While Arvind Kejriwal has a natural gift of rabble rousing, his government’s demand that the State be given control over Delhi Police, if met, is fraught with serious implications. First, the experience of India’s federalism does not suggest that a police force works better under the State government. Examples abound from Uttar Pradesh to West Bengal. Second, which is related to the first, activists who demand police reforms complain that the thing that comes in the way of the department’s proper conduct is politics. Delhi Police being arguably the least political of all polices in India — it has seldom been heard that the force is being misused by the Congress or the BJP — bringing it under the Delhi government will make it acquire the same malaise that afflict other States’ polices. Third, the Aam Aadmi Party, in its conduct, has not been able to inspire this confidence that it would handle law and order objectively. It has a propensity to subscribe to the wildest of conspiracy theories and float some of its own like the allegation that the police tried to kill an inconsequential ‘leader’ of the party. Its recruitment of dozens of MLAs as secretaries and making party apparatchik Navin Jaihind’s wife the head of Delhi’s Commission for Women indicates that, given the charge of the police, its favouritism and nepotism will affect the force. Fourth, the AAP’s record of demanding leniency for law breakers (for example, those who do not pay electricity and water bills) creates the apprehension that populism would influence policing in the capital, too.

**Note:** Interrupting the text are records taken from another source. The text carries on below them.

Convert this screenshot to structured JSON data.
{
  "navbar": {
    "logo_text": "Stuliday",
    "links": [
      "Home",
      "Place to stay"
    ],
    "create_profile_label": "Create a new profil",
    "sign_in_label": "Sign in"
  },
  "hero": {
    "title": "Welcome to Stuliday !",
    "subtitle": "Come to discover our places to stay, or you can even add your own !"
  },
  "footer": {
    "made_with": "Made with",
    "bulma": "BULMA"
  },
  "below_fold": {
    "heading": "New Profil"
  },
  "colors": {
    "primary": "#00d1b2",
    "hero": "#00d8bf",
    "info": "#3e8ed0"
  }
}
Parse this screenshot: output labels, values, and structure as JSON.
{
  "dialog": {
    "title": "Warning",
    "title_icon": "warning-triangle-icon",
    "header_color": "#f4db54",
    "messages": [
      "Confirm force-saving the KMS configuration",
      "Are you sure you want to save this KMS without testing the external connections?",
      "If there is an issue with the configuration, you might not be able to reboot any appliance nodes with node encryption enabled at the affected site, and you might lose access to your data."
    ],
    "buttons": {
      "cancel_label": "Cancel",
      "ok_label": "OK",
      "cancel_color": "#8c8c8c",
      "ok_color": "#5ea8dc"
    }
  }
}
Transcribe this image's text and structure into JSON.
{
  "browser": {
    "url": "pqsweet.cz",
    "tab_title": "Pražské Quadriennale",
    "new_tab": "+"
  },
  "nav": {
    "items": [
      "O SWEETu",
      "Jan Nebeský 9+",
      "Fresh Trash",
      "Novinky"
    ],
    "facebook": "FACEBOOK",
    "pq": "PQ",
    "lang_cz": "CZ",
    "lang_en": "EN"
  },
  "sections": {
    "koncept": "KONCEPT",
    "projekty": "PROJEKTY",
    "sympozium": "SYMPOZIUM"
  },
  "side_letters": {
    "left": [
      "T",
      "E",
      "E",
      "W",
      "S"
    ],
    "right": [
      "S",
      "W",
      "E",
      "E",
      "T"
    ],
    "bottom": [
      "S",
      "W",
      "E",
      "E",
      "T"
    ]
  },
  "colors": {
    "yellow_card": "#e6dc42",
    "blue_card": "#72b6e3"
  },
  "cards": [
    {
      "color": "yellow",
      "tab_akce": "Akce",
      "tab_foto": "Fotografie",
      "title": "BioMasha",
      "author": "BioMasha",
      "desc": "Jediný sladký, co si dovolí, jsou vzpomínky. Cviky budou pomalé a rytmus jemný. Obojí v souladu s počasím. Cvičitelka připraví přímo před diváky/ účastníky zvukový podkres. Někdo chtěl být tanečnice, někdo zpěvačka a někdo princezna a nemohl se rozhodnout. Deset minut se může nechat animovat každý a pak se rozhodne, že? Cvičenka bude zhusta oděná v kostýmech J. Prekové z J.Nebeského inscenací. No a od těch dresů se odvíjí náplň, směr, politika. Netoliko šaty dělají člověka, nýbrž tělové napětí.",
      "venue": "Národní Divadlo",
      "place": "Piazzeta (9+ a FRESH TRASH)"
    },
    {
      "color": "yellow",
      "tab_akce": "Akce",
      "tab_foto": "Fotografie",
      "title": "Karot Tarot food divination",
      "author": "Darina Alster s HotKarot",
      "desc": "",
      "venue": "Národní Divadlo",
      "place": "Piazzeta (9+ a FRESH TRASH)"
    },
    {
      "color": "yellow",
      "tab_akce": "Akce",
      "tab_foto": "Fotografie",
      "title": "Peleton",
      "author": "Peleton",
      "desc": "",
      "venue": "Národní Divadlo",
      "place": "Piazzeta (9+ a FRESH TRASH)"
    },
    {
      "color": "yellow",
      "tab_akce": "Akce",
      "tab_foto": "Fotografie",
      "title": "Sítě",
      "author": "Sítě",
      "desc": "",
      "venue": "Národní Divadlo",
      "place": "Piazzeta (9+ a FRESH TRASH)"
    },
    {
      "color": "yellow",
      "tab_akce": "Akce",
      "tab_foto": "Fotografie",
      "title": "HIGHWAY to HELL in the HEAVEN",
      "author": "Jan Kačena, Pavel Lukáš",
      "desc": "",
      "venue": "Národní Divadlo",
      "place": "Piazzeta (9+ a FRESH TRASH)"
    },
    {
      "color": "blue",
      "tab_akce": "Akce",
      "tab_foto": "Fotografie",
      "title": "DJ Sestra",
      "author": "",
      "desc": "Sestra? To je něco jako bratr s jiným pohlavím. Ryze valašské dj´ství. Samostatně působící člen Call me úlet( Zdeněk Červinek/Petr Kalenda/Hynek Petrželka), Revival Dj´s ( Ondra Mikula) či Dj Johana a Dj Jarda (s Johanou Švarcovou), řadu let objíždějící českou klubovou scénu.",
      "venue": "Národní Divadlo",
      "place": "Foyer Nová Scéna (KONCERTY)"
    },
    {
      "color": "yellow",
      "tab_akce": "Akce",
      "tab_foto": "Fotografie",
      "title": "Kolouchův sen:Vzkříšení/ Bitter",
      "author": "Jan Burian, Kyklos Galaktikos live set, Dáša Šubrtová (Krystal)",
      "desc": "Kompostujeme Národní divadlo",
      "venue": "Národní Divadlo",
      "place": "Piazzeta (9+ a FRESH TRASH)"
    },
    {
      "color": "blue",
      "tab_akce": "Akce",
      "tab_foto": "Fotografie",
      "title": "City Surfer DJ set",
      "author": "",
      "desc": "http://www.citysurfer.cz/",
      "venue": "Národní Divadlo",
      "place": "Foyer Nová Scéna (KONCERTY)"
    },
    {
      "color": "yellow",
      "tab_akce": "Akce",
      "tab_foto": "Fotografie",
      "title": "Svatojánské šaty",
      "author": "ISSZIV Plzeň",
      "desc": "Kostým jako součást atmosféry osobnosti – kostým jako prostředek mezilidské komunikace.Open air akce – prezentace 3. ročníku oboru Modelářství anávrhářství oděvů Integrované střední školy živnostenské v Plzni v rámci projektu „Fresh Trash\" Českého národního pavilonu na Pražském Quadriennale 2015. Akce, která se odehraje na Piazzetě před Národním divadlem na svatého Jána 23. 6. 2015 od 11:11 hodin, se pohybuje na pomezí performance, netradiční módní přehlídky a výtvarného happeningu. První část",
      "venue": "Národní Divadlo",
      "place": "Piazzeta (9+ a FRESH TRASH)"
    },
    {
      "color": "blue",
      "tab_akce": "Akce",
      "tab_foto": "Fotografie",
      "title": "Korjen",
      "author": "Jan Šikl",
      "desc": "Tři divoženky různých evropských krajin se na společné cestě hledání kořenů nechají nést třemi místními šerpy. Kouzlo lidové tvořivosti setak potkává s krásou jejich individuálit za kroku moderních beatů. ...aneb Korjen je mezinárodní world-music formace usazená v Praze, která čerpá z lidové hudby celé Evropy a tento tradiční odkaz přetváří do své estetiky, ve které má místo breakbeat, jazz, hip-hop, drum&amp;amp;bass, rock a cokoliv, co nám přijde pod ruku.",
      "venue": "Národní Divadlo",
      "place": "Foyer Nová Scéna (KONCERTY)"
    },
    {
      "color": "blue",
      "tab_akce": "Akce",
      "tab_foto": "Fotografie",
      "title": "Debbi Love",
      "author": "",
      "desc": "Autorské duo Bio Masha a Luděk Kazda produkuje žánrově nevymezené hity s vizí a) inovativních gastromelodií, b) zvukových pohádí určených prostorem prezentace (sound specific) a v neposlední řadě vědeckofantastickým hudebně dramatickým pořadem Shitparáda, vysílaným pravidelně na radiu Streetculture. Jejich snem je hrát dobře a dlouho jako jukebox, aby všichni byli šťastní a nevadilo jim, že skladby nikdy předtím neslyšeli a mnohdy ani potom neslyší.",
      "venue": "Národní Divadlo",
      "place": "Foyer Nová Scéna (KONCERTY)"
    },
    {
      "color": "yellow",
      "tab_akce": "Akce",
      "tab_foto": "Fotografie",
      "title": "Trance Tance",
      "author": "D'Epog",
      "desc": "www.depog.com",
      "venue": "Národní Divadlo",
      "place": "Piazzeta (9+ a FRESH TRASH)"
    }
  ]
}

Fifth, the Constitution does not provide for referendum. The proposed ‘referendum’ for Delhi’s full Statehood, of which policing is a part, would have no validity. The opinion poll, which it actually will be, would give a fillip to Kashmiri separatists’ longstanding demand for a plebiscite in the northern-most State. That would be a challenge to the nation’s integrity, given the irreconcilable demographic divide that it has witnessed since the signing of the Instrument of Accession, thanks to Article 370. Besides, Delhi does not belong to the people who live in this city alone. The whole country has a right to decide the administrative destiny of the national capital. The hub of the Indian executive’s policy- and decision-making processes cannot be allowed to be held to ransom by the expediency of local politics.

Sixth, the manner in which the AAP government has treated several IAS officers on deputation, denying them proper portfolios for days on end, gives rise to the possibility that it would misbehave with police officers, too. It is time a prominent section of the media that has been cheerleading this raucous city-based party without questioning it resumes sound journalism for the sake of sanity in the nation’s polity. When the chief minister ignored Police Commissioner BS Bassi’s proposal of compensating all victims of crime, most of whom are poor, Kejriwal’s ‘pro-poor’ plank stood exposed. It became clear that it isn’t the poor, but an identifiable face or case on television that motivates the media-created party. Denial of constant oxygen of publicity to Kejriwal & Co would be the most effective way of making them behave. And the police of the nation’s capital must remain a Central subject.